For service providers

Young carers often take on their caring role without help or supervision. Service providers are vital to building a professional support network for young people who are caring to make sure they can be healthy and happy.

For service providers

Young carers often take on their caring role without help or supervision. Service providers are vital to building a professional support network for young people who are caring to make sure they can be healthy and happy.

How do I identify young carers?

If you work with young people here are some signs young carers may show:

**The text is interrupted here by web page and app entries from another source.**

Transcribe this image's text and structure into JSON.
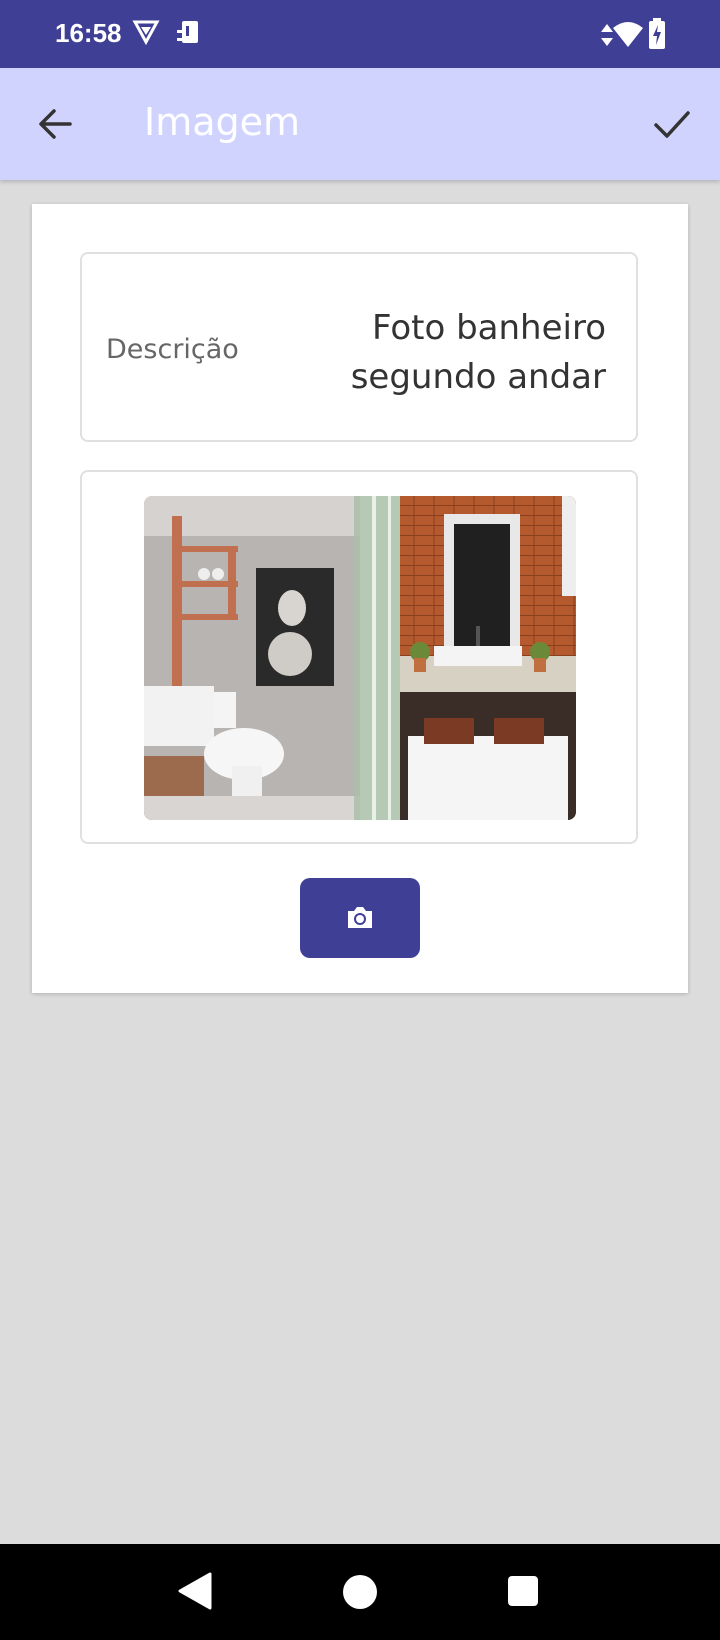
{
  "status_bar": {
    "time": "16:58",
    "icons": [
      "vpn-shield-icon",
      "sim-card-icon",
      "data-arrows-icon",
      "wifi-icon",
      "battery-charging-icon"
    ]
  },
  "app_bar": {
    "title": "Imagem",
    "back_icon": "arrow-left-icon",
    "confirm_icon": "check-icon"
  },
  "form": {
    "description_label": "Descrição",
    "description_value": "Foto banheiro segundo andar"
  },
  "image": {
    "icon": "bathroom-photo"
  },
  "camera_button": {
    "icon": "camera-icon"
  },
  "colors": {
    "status_bar": "#3f3f95",
    "app_bar": "#d1d3ff",
    "accent": "#3f3f95",
    "background": "#dcdcdc"
  },
  "nav_bar": {
    "icons": [
      "back-triangle-icon",
      "home-circle-icon",
      "recents-square-icon"
    ]
  }
}
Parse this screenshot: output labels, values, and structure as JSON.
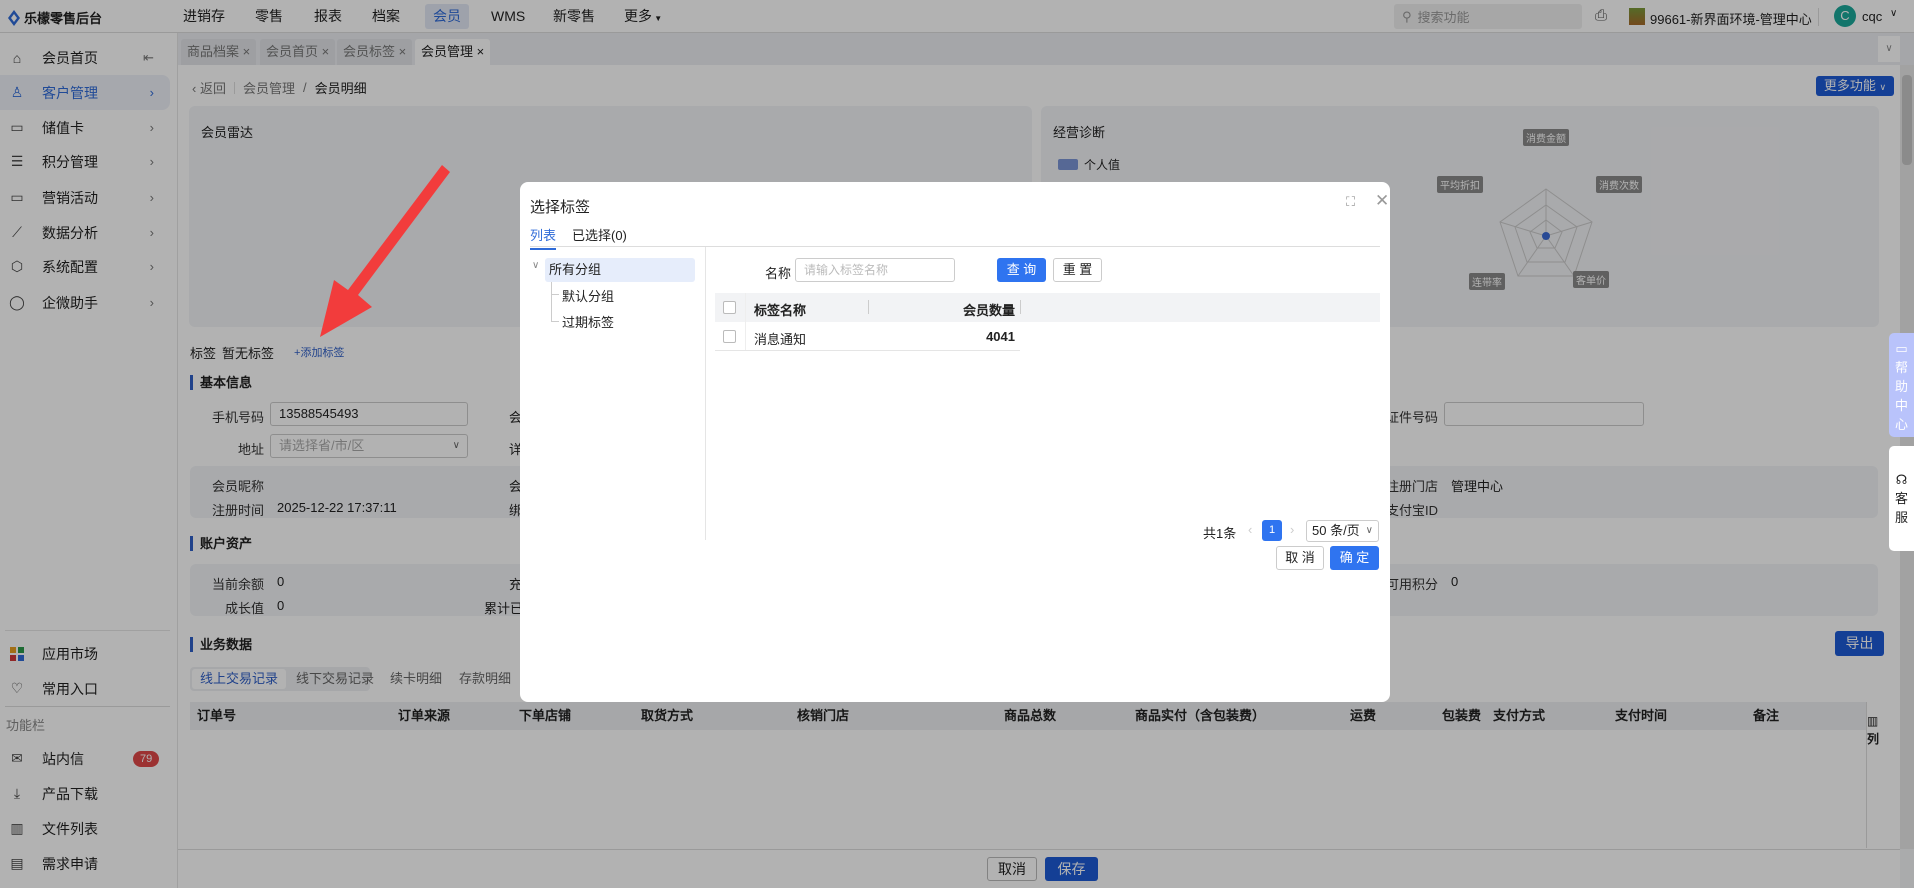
{
  "app": {
    "logo_text": "乐檬零售后台"
  },
  "topnav": [
    "进销存",
    "零售",
    "报表",
    "档案",
    "会员",
    "WMS",
    "新零售",
    "更多"
  ],
  "topnav_active": "会员",
  "search": {
    "placeholder": "搜索功能"
  },
  "store": {
    "name": "99661-新界面环境-管理中心"
  },
  "user": {
    "avatar_letter": "C",
    "name": "cqc"
  },
  "sidebar": {
    "items": [
      {
        "label": "会员首页",
        "icon": "home-icon"
      },
      {
        "label": "客户管理",
        "icon": "user-icon"
      },
      {
        "label": "储值卡",
        "icon": "card-icon"
      },
      {
        "label": "积分管理",
        "icon": "database-icon"
      },
      {
        "label": "营销活动",
        "icon": "monitor-icon"
      },
      {
        "label": "数据分析",
        "icon": "chart-icon"
      },
      {
        "label": "系统配置",
        "icon": "settings-icon"
      },
      {
        "label": "企微助手",
        "icon": "chat-icon"
      }
    ],
    "bottom": [
      {
        "label": "应用市场"
      },
      {
        "label": "常用入口"
      }
    ],
    "section_label": "功能栏",
    "tools": [
      {
        "label": "站内信",
        "badge": "79"
      },
      {
        "label": "产品下载"
      },
      {
        "label": "文件列表"
      },
      {
        "label": "需求申请"
      }
    ]
  },
  "tabs": [
    "商品档案",
    "会员首页",
    "会员标签",
    "会员管理"
  ],
  "breadcrumb": {
    "back": "返回",
    "parent": "会员管理",
    "current": "会员明细"
  },
  "more_functions": "更多功能",
  "radar_card": {
    "title": "会员雷达"
  },
  "diagnosis": {
    "title": "经营诊断",
    "legend": "个人值",
    "axes": [
      "消费金额",
      "消费次数",
      "客单价",
      "连带率",
      "平均折扣"
    ],
    "accent": "#3b6bd6"
  },
  "tags": {
    "label": "标签",
    "value": "暂无标签",
    "add": "+添加标签"
  },
  "basic": {
    "title": "基本信息",
    "phone_label": "手机号码",
    "phone_value": "13588545493",
    "address_label": "地址",
    "address_placeholder": "请选择省/市/区",
    "col2_a": "会",
    "col2_b": "详",
    "id_label": "证件号码",
    "nickname_label": "会员昵称",
    "col2_c": "会",
    "reg_time_label": "注册时间",
    "reg_time_value": "2025-12-22 17:37:11",
    "col2_d": "绑",
    "reg_store_label": "注册门店",
    "reg_store_value": "管理中心",
    "alipay_label": "支付宝ID"
  },
  "assets": {
    "title": "账户资产",
    "balance_label": "当前余额",
    "balance_value": "0",
    "growth_label": "成长值",
    "growth_value": "0",
    "col2_a": "充",
    "col2_b": "累计已",
    "points_label": "可用积分",
    "points_value": "0"
  },
  "business": {
    "title": "业务数据",
    "export": "导出",
    "tabs": [
      "线上交易记录",
      "线下交易记录",
      "续卡明细",
      "存款明细"
    ],
    "columns": [
      "订单号",
      "订单来源",
      "下单店铺",
      "取货方式",
      "核销门店",
      "商品总数",
      "商品实付（含包装费）",
      "运费",
      "包装费",
      "支付方式",
      "支付时间",
      "备注"
    ],
    "col_setting": "列"
  },
  "footer": {
    "cancel": "取消",
    "save": "保存"
  },
  "help": {
    "help_center": "帮助中心",
    "service": "客服"
  },
  "modal": {
    "title": "选择标签",
    "tabs": [
      "列表",
      "已选择(0)"
    ],
    "tree": {
      "root": "所有分组",
      "children": [
        "默认分组",
        "过期标签"
      ]
    },
    "name_label": "名称",
    "name_placeholder": "请输入标签名称",
    "query": "查 询",
    "reset": "重 置",
    "columns": [
      "标签名称",
      "会员数量"
    ],
    "rows": [
      {
        "name": "消息通知",
        "count": "4041"
      }
    ],
    "total": "共1条",
    "page": "1",
    "page_size": "50 条/页",
    "cancel": "取 消",
    "confirm": "确 定"
  }
}
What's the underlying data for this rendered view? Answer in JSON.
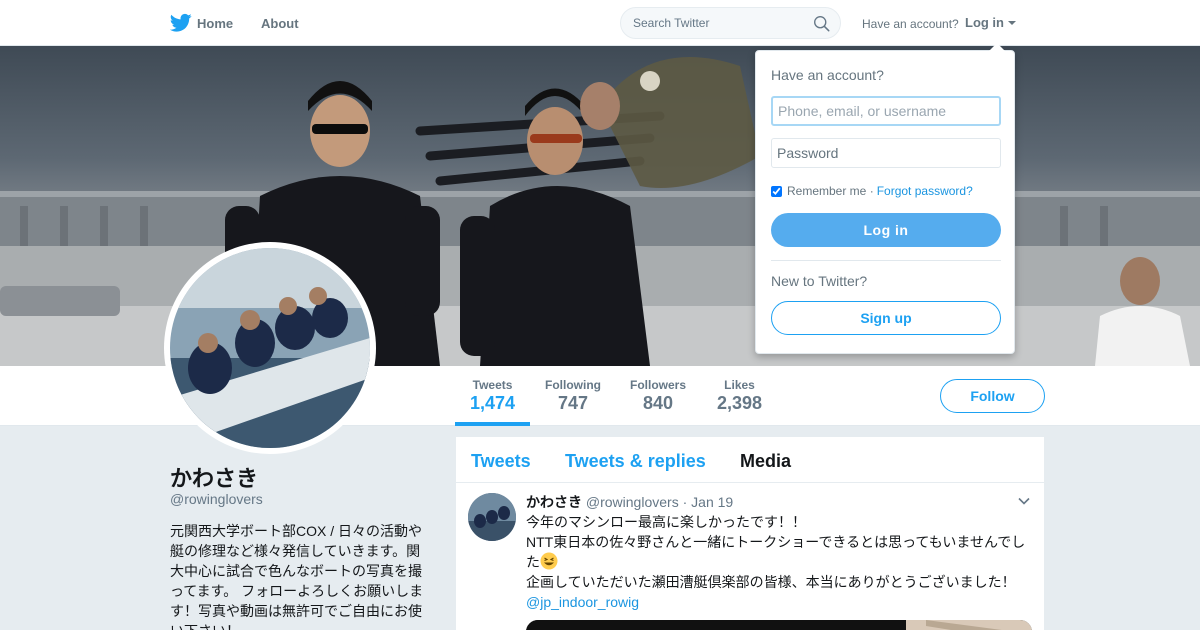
{
  "nav": {
    "home_label": "Home",
    "about_label": "About",
    "search_placeholder": "Search Twitter",
    "have_account_label": "Have an account?",
    "login_label": "Log in"
  },
  "profile": {
    "name": "かわさき",
    "handle": "@rowinglovers",
    "bio": "元関西大学ボート部COX / 日々の活動や艇の修理など様々発信していきます。関大中心に試合で色んなボートの写真を撮ってます。 フォローよろしくお願いします！写真や動画は無許可でご自由にお使い下さい！",
    "follow_label": "Follow"
  },
  "stats": [
    {
      "label": "Tweets",
      "value": "1,474",
      "active": true
    },
    {
      "label": "Following",
      "value": "747",
      "active": false
    },
    {
      "label": "Followers",
      "value": "840",
      "active": false
    },
    {
      "label": "Likes",
      "value": "2,398",
      "active": false
    }
  ],
  "timeline": {
    "tabs": [
      {
        "label": "Tweets",
        "current": false
      },
      {
        "label": "Tweets & replies",
        "current": false
      },
      {
        "label": "Media",
        "current": true
      }
    ],
    "tweet": {
      "name": "かわさき",
      "handle": "@rowinglovers",
      "date": "Jan 19",
      "line1": "今年のマシンロー最高に楽しかったです！！",
      "line2": "NTT東日本の佐々野さんと一緒にトークショーできるとは思ってもいませんでした",
      "line3": "企画していただいた瀬田漕艇倶楽部の皆様、本当にありがとうございました！",
      "mention": "@jp_indoor_rowig"
    }
  },
  "login_dropdown": {
    "title": "Have an account?",
    "username_placeholder": "Phone, email, or username",
    "password_placeholder": "Password",
    "remember_label": "Remember me",
    "forgot_label": "Forgot password?",
    "remember_checked": true,
    "login_button": "Log in",
    "new_label": "New to Twitter?",
    "signup_button": "Sign up"
  },
  "colors": {
    "accent": "#1da1f2",
    "login_button": "#55acee",
    "link": "#1b95e0"
  }
}
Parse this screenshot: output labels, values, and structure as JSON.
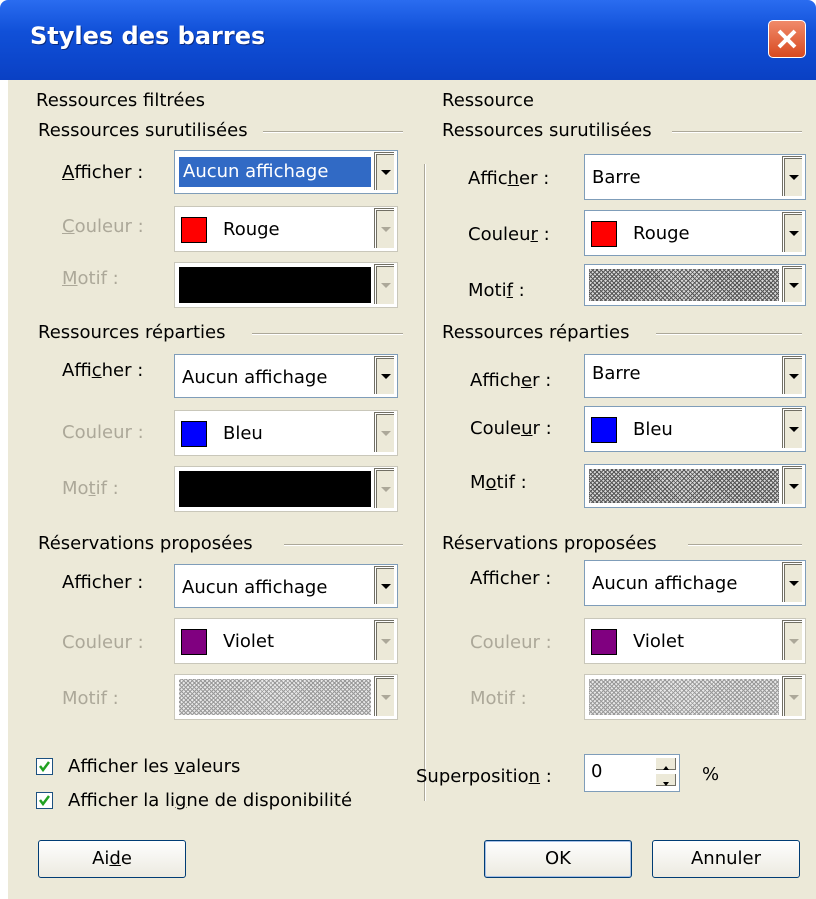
{
  "window": {
    "title": "Styles des barres"
  },
  "left": {
    "heading": "Ressources filtrées",
    "groups": [
      {
        "title": "Ressources surutilisées",
        "show_label": "Afficher :",
        "show_value": "Aucun affichage",
        "color_label": "Couleur :",
        "color_value": "Rouge",
        "color_hex": "#ff0000",
        "pattern_label": "Motif :"
      },
      {
        "title": "Ressources réparties",
        "show_label": "Afficher :",
        "show_value": "Aucun affichage",
        "color_label": "Couleur :",
        "color_value": "Bleu",
        "color_hex": "#0000ff",
        "pattern_label": "Motif :"
      },
      {
        "title": "Réservations proposées",
        "show_label": "Afficher :",
        "show_value": "Aucun affichage",
        "color_label": "Couleur :",
        "color_value": "Violet",
        "color_hex": "#800080",
        "pattern_label": "Motif :"
      }
    ]
  },
  "right": {
    "heading": "Ressource",
    "groups": [
      {
        "title": "Ressources surutilisées",
        "show_label": "Afficher :",
        "show_value": "Barre",
        "color_label": "Couleur :",
        "color_value": "Rouge",
        "color_hex": "#ff0000",
        "pattern_label": "Motif :"
      },
      {
        "title": "Ressources réparties",
        "show_label": "Afficher :",
        "show_value": "Barre",
        "color_label": "Couleur :",
        "color_value": "Bleu",
        "color_hex": "#0000ff",
        "pattern_label": "Motif :"
      },
      {
        "title": "Réservations proposées",
        "show_label": "Afficher :",
        "show_value": "Aucun affichage",
        "color_label": "Couleur :",
        "color_value": "Violet",
        "color_hex": "#800080",
        "pattern_label": "Motif :"
      }
    ]
  },
  "options": {
    "show_values_label": "Afficher les valeurs",
    "show_values_checked": true,
    "show_availability_label": "Afficher la ligne de disponibilité",
    "show_availability_checked": true,
    "overlap_label": "Superposition :",
    "overlap_value": "0",
    "overlap_unit": "%"
  },
  "buttons": {
    "help": "Aide",
    "ok": "OK",
    "cancel": "Annuler"
  }
}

  • frequently late or absent from school or work with no explanation
  • isolated from their peers and subjected to bullying or harassment
  • under achievement in education e.g. difficulty concentrating, home work may be late, incomplete or of a poor standard
  • appear anxious, distracted, tired, stressed or withdrawn
  • poor health or physical problems e.g. back pain from lifting
  • trouble participating in extra curricular activities, social or sporting activities
  • ability to talk and communicate with adults
  • high level of negotiation skills with medical practitioners or service providers
  • knowledge about specific conditions, illnesses or disabilities
  • appear mature beyond their year, or
  • continually calling home.

If you work with adult clients with a disability, chronic illness, mental illness or who are frail aged it is possible to assist with identifying young carers. Ask your adult clients:

  • whether they have children under twenty-five, and
  • what sort of tasks their children undertake.
"Just listen and take notice of kids, because they're not going to say, ' oh yeah my mum's sick' and blab it out to everyone." - a young carer

What can I do to help?

Service providers can support young carers by:

  • including young carers in treatment plans of the person they are caring for
  • offering information about the condition or illness the person they are caring for has, (e.g. information about medications and their possible side effects)
  • asking young carers what support they require in their caring role
  • listening and talking to young carers in a safe and supportive environment: make time for the young carer to ask questions 
  • referring young carers to appropriate support agencies, and
  • suggesting possible strategies and services to make the caring role easier.

What do I ask?

When talking to young carers, some useful questions to ask may be:

  • Are you okay? How are you going?
  • Would it help to talk to someone about caring?
  • Do you need some time out?
  • What else do you need that would make a difference?
  • What supports do you have for yourself and the person you are caring for?
"Don't talk down to us; yes, we are kids - but we've been through a lot more than most" - a young carer

Young Carer Service Provider Network – Join now!

Young carers are too often a hidden group of young people, our aim is to support young carers by identifying each young carer's needs and referring them to appropriate support services. We support those in the community who work with young people to ensure young carers continue to be identified and are well supported in their caring role.

A primary focus is to help young carers remain in education, there are various programs designed to achieve this goal and the government provides support for young carers to stay in higher education through their national Young Carer Bursary Programme.

Carers Victoria is committed to raising awareness of young carers in the community and to supporting schools and services to better provide for their needs. Carers Victoria aims to reach all young carers across the state, in their various caring situations, whether it is a young person caring for a parent, sibling or other family member with a mental illness, disability or chronic health condition, or who is elderly. We aim to reach and lend support to young carers of CALD background, who are Aboriginal and Torres Strait Islander, or those living in more regional or remote locations. 

The Young Carer Statewide Program Coordinator liaises with various sectors and service providers across the state to better equip them to identify and cater for young carers' needs.

Carers Victoria coordinates a Young Carer Service Provider Network (YCSPN) consisting of people who work with young carers (including social workers, youth workers, school counsellors, wellbeing workers, mental health workers and disability support workers). This network has over 75 members from 46 different organisations across the state and serves to keep members informed of services and supports for young carers in Victoria.

There are many activities and programs running across the state and most young carers express that they find it meaningful to be a part of something, appreciate having their extra responsibilities acknowledged, and find it helpful/reassuring to know they are not alone in their caring situation.

If you are interested to be added to the email list for this network please contact the Program Coordinator or for further queries relating to young carer supports please phone 1800 242 636 or email the Young Carer Statewide Program Coordinator.

What supports are available?

Call 1800 242 636* (weekdays 8.30am to 5pm) to talk to a Carers Victoria advisor about some common experiences for young carers and, what supports are available for them.*free call from local phones, mobile calls at mobile rates

Supports include:

  • counselling
  • information, support, and resources
  • respite
  • young carer scholarships


Carers Victoria acknowledges the traditional owners of this land and pays respect to elders both past and present.